* _Assignment_: I need each line of the entries below that includes the string "this".

[Data supplied]

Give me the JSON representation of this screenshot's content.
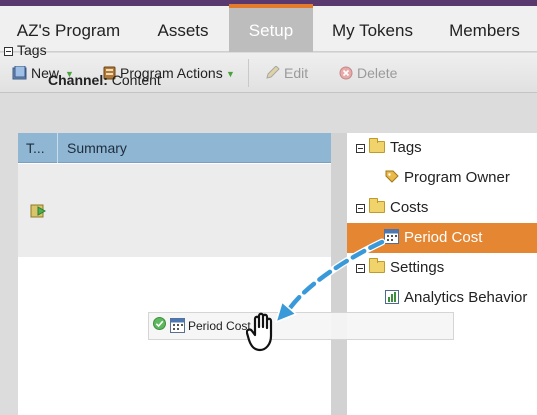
{
  "tabs": [
    {
      "label": "AZ's Program",
      "active": false
    },
    {
      "label": "Assets",
      "active": false
    },
    {
      "label": "Setup",
      "active": true
    },
    {
      "label": "My Tokens",
      "active": false
    },
    {
      "label": "Members",
      "active": false
    }
  ],
  "toolbar": {
    "new_label": "New",
    "program_actions_label": "Program Actions",
    "edit_label": "Edit",
    "delete_label": "Delete"
  },
  "summary_grid": {
    "col_type": "T...",
    "col_summary": "Summary",
    "group_label": "Tags",
    "row_key": "Channel:",
    "row_value": "Content"
  },
  "tree": {
    "tags_label": "Tags",
    "program_owner_label": "Program Owner",
    "costs_label": "Costs",
    "period_cost_label": "Period Cost",
    "settings_label": "Settings",
    "analytics_label": "Analytics Behavior"
  },
  "drag": {
    "ghost_label": "Period Cost"
  },
  "colors": {
    "active_tab_accent": "#e37a2c",
    "selected_item": "#e58633",
    "grid_header": "#8fb7d4",
    "drag_arrow": "#3a9ad9"
  }
}
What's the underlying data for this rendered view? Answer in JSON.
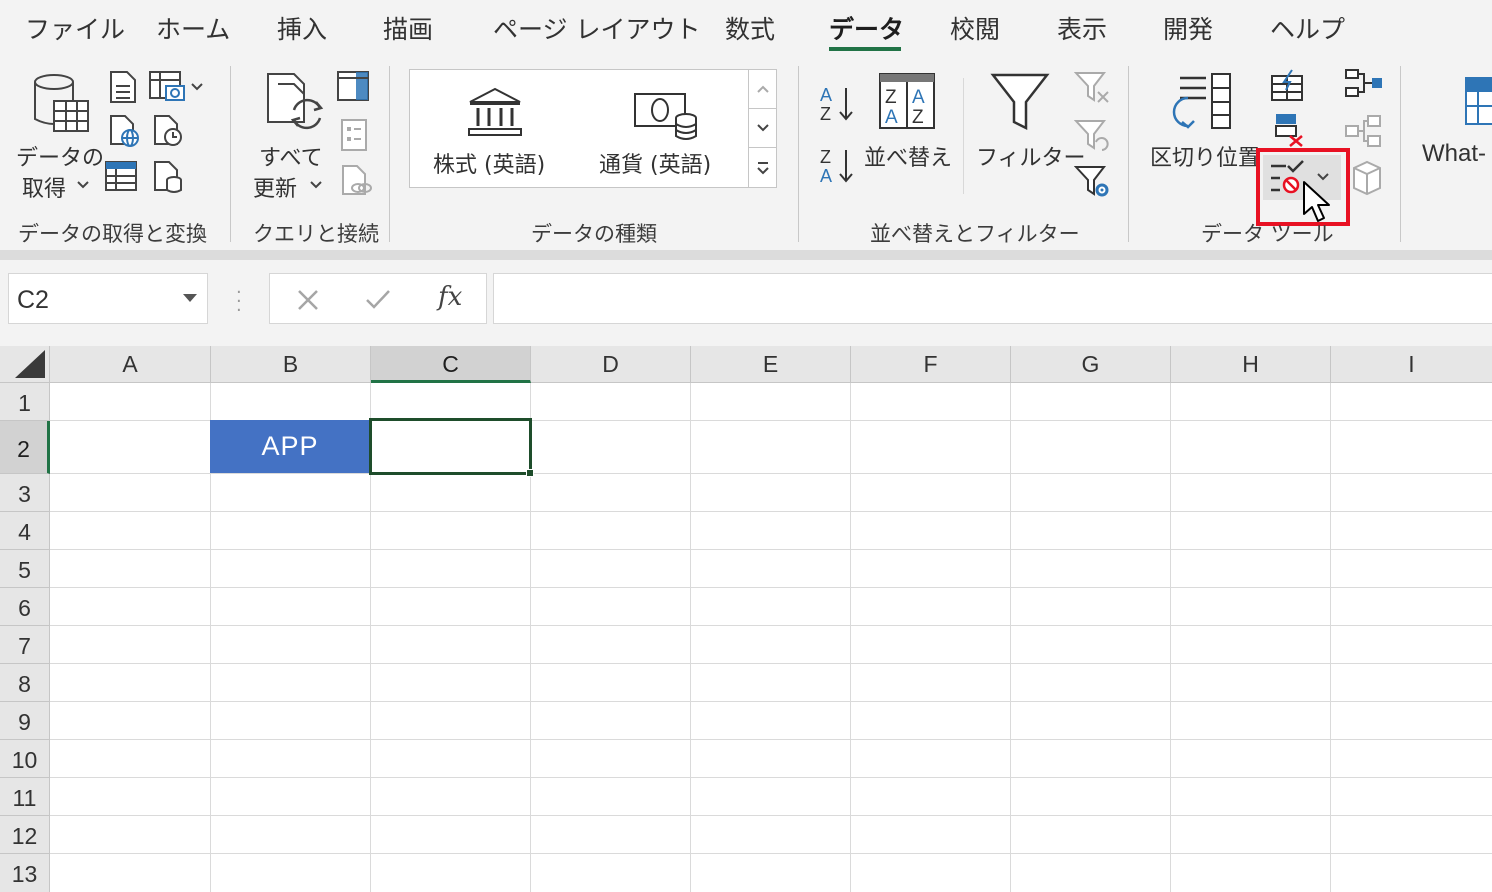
{
  "tabs": {
    "file": "ファイル",
    "home": "ホーム",
    "insert": "挿入",
    "draw": "描画",
    "page_layout": "ページ レイアウト",
    "formulas": "数式",
    "data": "データ",
    "review": "校閲",
    "view": "表示",
    "developer": "開発",
    "help": "ヘルプ"
  },
  "ribbon": {
    "get_data_line1": "データの",
    "get_data_line2": "取得",
    "refresh_line1": "すべて",
    "refresh_line2": "更新",
    "stocks": "株式 (英語)",
    "currencies": "通貨 (英語)",
    "sort": "並べ替え",
    "filter": "フィルター",
    "text_to_columns": "区切り位置",
    "what_if": "What-"
  },
  "groups": {
    "get_transform": "データの取得と変換",
    "queries": "クエリと接続",
    "data_types": "データの種類",
    "sort_filter": "並べ替えとフィルター",
    "data_tools": "データ ツール"
  },
  "formula_bar": {
    "name_box": "C2",
    "fx": "fx",
    "formula": ""
  },
  "sheet": {
    "columns": [
      "A",
      "B",
      "C",
      "D",
      "E",
      "F",
      "G",
      "H",
      "I"
    ],
    "rows": [
      "1",
      "2",
      "3",
      "4",
      "5",
      "6",
      "7",
      "8",
      "9",
      "10",
      "11",
      "12",
      "13"
    ],
    "cell_b2": "APP",
    "cell_c2": ""
  },
  "colors": {
    "accent": "#217346",
    "cell_fill": "#4472c4",
    "highlight": "#e81123"
  }
}
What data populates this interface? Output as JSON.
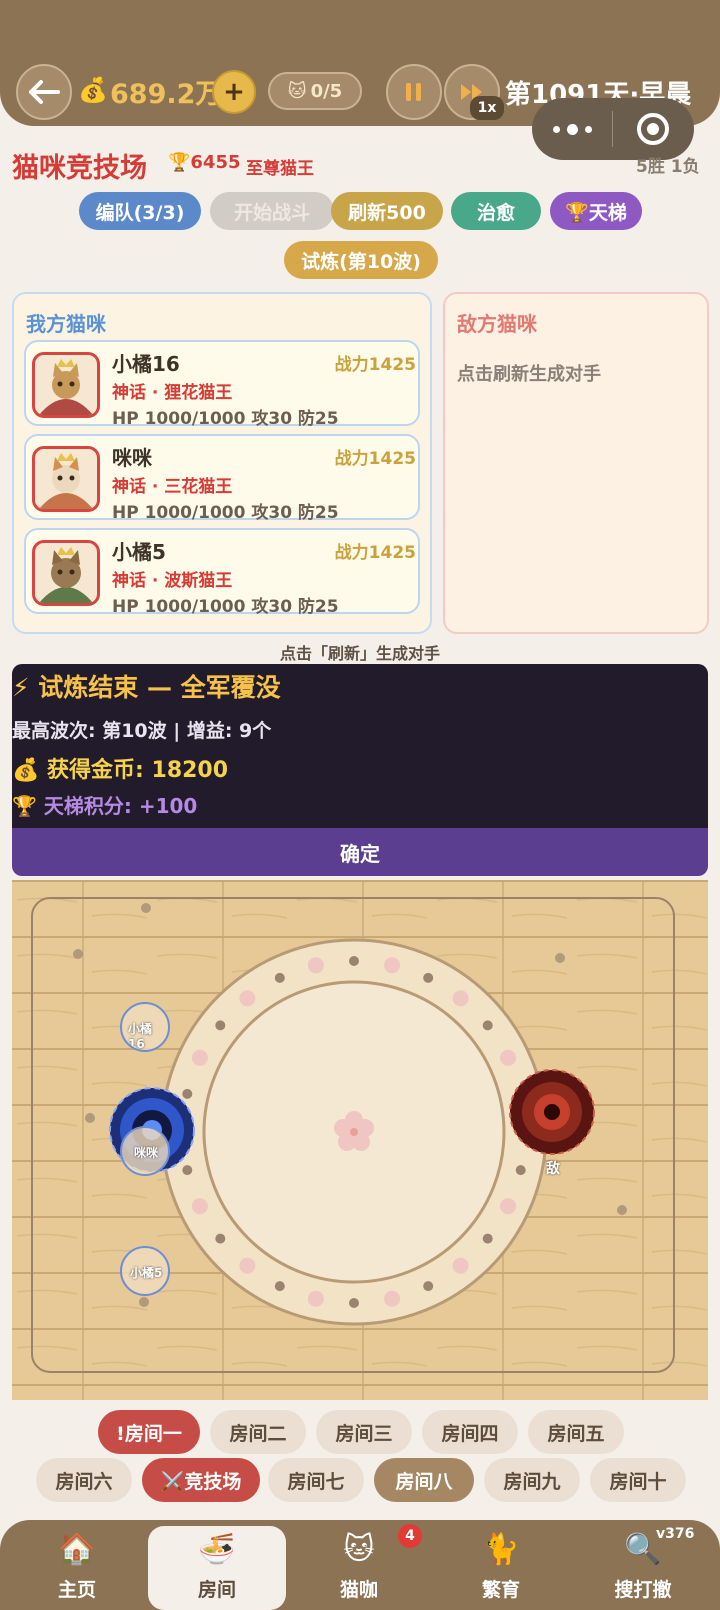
{
  "header": {
    "coins": "689.2万",
    "add_label": "+",
    "cat_count": "0/5",
    "speed": "1x",
    "day": "第1091天·早晨"
  },
  "arena": {
    "title": "猫咪竞技场",
    "trophy_score": "🏆6455",
    "rank": "至尊猫王",
    "record": "5胜 1负"
  },
  "actions": {
    "formation": "编队(3/3)",
    "start": "开始战斗",
    "refresh": "刷新500",
    "heal": "治愈",
    "ladder": "🏆天梯",
    "trial": "试炼(第10波)"
  },
  "my_team": {
    "title": "我方猫咪",
    "cats": [
      {
        "name": "小橘16",
        "power": "战力1425",
        "rarity": "神话 · 狸花猫王",
        "stats": "HP 1000/1000  攻30 防25",
        "coat": "#c89a5a"
      },
      {
        "name": "咪咪",
        "power": "战力1425",
        "rarity": "神话 · 三花猫王",
        "stats": "HP 1000/1000  攻30 防25",
        "coat": "#e8d0b0"
      },
      {
        "name": "小橘5",
        "power": "战力1425",
        "rarity": "神话 · 波斯猫王",
        "stats": "HP 1000/1000  攻30 防25",
        "coat": "#9a7a52"
      }
    ]
  },
  "enemy_team": {
    "title": "敌方猫咪",
    "hint": "点击刷新生成对手"
  },
  "refresh_hint": "点击「刷新」生成对手",
  "result": {
    "title": "⚡ 试炼结束 — 全军覆没",
    "wave": "最高波次: 第10波 | 增益: 9个",
    "gold": "💰 获得金币: 18200",
    "ladder": "🏆 天梯积分: +100",
    "confirm": "确定"
  },
  "battlefield": {
    "units": [
      {
        "label": "小橘16"
      },
      {
        "label": "咪咪"
      },
      {
        "label": "小橘5"
      }
    ],
    "enemy_label": "敌"
  },
  "rooms": {
    "row1": [
      "!房间一",
      "房间二",
      "房间三",
      "房间四",
      "房间五"
    ],
    "row2": [
      "房间六",
      "⚔️竞技场",
      "房间七",
      "房间八",
      "房间九",
      "房间十"
    ]
  },
  "nav": {
    "home": "主页",
    "room": "房间",
    "cafe": "猫咖",
    "cafe_badge": "4",
    "breed": "繁育",
    "search": "搜打撤",
    "version": "v376"
  },
  "colors": {
    "header_bg": "#8b7354",
    "accent_red": "#d63c36",
    "gold": "#f0c15a",
    "result_bg": "#211b2b",
    "confirm_bg": "#5c3e91"
  }
}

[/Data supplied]

* _Output of the task_:
Give me the JSON representation of this screenshot's content.
What's the underlying data for this rendered view? Answer in JSON.
What data populates this interface? Output as JSON.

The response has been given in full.